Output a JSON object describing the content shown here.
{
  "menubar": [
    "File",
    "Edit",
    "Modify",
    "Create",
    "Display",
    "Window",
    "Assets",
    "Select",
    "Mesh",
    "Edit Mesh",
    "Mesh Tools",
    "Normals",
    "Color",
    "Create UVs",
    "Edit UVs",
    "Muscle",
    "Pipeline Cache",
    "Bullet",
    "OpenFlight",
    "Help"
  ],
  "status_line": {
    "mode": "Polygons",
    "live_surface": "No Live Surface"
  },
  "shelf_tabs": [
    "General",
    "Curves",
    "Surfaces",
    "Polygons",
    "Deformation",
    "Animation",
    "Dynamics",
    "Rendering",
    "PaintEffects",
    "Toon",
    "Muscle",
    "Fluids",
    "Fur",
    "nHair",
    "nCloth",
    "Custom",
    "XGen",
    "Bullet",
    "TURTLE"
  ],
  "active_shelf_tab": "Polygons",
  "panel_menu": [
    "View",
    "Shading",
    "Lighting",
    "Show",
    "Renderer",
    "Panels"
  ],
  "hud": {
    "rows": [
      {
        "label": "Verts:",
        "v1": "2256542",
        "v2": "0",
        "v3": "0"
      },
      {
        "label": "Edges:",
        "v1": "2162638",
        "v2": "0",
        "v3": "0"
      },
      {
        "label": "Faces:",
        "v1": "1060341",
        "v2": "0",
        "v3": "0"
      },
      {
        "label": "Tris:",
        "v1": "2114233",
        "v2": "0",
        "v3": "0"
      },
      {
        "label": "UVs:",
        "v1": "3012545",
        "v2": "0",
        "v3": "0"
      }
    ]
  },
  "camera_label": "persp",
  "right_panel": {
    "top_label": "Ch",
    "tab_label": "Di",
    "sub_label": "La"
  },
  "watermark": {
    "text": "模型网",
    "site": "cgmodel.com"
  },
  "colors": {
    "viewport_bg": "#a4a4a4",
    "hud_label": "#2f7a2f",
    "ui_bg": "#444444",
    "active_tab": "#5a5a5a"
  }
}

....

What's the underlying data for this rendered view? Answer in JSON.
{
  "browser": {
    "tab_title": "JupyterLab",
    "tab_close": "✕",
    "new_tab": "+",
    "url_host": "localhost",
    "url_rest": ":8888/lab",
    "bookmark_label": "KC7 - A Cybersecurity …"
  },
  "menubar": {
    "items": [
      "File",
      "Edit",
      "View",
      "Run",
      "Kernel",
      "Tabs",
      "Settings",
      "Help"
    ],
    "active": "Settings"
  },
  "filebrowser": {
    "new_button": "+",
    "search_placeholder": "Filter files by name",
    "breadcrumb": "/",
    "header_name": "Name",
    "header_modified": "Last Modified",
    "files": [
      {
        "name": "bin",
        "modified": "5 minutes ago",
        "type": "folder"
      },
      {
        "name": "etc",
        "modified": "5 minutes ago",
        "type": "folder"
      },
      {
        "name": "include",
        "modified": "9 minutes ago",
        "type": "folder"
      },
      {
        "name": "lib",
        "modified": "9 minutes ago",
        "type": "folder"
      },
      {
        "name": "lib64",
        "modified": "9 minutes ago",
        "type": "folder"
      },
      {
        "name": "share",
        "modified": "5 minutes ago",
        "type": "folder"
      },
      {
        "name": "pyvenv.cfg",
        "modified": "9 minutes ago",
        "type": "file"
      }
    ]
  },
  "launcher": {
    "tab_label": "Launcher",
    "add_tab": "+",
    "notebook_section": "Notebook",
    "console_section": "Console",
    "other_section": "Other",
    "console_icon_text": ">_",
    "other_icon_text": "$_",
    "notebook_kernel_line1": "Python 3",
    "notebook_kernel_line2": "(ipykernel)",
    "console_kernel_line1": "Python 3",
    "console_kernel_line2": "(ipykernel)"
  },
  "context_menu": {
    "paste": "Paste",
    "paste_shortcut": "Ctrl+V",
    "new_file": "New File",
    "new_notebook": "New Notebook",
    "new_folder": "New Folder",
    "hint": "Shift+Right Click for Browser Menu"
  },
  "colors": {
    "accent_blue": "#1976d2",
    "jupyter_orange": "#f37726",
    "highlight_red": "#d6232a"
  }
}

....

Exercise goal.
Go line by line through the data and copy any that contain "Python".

Response to this exercise.
    "notebook_kernel_line1": "Python 3",
    "console_kernel_line1": "Python 3",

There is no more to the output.